SOURCE INFORMATION:
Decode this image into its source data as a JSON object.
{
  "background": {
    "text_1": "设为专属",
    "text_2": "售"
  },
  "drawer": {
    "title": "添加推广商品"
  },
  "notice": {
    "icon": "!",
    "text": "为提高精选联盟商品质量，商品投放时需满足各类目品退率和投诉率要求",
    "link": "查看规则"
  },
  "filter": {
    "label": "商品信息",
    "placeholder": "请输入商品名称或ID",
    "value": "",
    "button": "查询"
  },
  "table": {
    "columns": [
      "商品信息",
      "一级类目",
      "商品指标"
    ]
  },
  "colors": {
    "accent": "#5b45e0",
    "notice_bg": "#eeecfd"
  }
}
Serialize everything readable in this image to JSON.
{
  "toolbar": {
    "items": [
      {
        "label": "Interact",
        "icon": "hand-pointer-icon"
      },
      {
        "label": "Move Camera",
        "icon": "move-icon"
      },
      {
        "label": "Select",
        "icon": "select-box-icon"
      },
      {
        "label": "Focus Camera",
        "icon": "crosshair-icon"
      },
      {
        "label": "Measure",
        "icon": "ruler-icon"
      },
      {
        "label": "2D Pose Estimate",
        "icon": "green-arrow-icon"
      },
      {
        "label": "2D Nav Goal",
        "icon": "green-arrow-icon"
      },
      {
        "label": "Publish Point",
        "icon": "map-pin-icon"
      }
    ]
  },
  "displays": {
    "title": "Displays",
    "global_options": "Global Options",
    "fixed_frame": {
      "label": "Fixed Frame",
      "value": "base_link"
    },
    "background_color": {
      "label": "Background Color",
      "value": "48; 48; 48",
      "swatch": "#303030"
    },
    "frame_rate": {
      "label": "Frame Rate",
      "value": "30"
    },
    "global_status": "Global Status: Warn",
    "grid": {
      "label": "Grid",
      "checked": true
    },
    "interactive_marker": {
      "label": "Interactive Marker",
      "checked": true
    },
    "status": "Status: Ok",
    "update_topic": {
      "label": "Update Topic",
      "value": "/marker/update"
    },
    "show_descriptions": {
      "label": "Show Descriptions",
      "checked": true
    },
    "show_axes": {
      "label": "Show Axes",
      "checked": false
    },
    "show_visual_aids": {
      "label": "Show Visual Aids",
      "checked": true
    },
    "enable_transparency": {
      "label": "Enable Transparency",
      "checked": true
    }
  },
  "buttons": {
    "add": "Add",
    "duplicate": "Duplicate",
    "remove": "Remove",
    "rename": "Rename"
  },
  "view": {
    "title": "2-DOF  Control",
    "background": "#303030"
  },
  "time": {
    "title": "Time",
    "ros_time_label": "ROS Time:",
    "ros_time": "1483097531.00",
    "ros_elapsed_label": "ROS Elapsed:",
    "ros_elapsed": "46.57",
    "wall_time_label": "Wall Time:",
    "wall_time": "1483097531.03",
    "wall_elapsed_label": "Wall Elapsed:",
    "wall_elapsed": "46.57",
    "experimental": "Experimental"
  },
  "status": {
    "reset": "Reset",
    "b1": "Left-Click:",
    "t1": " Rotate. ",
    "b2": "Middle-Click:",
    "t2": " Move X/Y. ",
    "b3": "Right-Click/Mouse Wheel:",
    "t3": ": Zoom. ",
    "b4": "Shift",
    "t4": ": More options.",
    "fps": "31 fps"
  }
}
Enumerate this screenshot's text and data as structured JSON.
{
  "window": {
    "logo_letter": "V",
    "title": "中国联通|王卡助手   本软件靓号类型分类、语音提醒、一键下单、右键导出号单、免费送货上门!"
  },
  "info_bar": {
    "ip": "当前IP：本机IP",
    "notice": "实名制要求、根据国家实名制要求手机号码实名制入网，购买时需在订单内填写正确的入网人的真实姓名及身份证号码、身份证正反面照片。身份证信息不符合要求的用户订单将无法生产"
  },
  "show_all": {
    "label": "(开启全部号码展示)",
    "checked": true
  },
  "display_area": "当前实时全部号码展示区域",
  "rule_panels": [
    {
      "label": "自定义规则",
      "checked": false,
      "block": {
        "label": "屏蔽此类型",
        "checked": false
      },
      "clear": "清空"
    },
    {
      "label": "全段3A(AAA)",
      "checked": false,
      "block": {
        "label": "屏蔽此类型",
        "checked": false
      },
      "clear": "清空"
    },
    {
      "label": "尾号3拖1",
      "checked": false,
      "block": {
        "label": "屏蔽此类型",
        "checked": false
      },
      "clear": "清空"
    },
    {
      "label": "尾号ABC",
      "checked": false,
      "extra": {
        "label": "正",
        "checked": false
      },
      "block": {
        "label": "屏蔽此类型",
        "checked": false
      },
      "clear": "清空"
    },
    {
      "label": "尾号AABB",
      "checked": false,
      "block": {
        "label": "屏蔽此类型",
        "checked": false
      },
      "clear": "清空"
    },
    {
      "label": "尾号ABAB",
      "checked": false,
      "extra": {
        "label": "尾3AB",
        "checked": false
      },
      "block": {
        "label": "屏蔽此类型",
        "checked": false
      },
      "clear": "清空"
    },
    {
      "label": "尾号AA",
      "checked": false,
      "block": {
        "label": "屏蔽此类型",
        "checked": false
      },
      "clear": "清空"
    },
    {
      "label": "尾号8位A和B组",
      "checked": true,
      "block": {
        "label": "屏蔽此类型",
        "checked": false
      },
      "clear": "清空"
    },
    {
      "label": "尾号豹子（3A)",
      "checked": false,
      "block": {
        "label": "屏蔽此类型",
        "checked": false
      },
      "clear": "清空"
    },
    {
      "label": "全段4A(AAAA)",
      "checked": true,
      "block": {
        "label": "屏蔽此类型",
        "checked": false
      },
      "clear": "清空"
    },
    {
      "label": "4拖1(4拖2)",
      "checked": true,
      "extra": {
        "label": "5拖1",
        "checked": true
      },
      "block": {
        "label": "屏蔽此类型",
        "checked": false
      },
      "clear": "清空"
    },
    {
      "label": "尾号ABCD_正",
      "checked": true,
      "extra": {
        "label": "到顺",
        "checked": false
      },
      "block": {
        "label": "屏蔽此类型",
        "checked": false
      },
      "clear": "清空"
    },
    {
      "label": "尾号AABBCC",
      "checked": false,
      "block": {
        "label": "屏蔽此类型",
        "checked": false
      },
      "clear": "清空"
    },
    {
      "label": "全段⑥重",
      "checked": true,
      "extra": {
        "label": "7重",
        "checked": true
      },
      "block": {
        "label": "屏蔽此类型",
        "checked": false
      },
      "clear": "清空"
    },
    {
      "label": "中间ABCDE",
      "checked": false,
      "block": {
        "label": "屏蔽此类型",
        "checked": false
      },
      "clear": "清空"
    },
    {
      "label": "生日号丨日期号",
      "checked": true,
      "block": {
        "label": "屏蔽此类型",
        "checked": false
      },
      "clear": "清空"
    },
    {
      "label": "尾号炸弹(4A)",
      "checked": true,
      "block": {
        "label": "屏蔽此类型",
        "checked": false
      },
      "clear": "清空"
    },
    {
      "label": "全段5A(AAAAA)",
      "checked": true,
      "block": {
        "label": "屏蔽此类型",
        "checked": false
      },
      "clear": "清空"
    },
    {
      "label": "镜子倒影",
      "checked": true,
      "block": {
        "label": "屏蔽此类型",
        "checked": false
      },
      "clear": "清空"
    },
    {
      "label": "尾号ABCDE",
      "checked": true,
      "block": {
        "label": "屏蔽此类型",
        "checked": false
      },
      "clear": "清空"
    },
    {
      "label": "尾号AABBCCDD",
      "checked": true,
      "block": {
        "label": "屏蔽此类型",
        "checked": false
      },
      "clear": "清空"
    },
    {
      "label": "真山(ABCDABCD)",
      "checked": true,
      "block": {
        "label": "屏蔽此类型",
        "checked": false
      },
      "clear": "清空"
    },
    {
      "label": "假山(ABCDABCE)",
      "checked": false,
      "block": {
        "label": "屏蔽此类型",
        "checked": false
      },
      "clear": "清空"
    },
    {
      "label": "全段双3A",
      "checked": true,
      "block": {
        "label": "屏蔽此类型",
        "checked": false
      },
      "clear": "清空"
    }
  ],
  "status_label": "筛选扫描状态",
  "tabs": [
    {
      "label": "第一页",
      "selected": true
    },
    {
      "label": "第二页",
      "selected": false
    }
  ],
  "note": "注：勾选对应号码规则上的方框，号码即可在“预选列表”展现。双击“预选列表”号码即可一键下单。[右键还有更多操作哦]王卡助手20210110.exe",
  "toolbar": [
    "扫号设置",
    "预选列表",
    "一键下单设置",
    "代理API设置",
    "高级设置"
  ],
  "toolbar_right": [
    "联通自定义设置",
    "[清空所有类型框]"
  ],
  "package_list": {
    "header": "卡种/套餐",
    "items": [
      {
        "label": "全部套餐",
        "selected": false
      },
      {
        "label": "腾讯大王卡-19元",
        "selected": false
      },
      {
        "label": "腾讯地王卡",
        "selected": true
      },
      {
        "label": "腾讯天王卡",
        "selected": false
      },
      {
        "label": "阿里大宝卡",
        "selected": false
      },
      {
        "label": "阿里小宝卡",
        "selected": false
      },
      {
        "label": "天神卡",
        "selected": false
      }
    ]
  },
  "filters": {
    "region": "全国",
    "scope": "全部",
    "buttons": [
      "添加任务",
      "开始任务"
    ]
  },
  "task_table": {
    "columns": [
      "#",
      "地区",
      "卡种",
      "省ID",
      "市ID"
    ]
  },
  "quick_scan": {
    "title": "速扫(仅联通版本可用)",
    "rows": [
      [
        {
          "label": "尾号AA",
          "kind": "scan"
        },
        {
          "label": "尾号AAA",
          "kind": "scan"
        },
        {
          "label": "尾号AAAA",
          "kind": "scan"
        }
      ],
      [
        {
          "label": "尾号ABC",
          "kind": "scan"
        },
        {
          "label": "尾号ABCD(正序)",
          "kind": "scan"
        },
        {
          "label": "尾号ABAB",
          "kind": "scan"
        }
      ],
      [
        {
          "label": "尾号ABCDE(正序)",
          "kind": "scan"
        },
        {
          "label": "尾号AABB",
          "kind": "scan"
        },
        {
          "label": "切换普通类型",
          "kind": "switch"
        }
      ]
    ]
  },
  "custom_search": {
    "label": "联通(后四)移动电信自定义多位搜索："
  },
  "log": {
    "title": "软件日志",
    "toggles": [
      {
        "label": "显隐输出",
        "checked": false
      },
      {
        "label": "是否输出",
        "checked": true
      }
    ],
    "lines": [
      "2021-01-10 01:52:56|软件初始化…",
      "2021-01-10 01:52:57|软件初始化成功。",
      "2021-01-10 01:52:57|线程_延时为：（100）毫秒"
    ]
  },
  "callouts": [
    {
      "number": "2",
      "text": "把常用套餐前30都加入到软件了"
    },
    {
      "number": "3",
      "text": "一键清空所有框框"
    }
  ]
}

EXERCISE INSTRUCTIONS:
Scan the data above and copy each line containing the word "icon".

OUTPUT OF THE EXERCISE:
    "icon": "!",
        "icon": "hand-pointer-icon"
        "icon": "move-icon"
        "icon": "select-box-icon"
        "icon": "crosshair-icon"
        "icon": "ruler-icon"
        "icon": "green-arrow-icon"
        "icon": "green-arrow-icon"
        "icon": "map-pin-icon"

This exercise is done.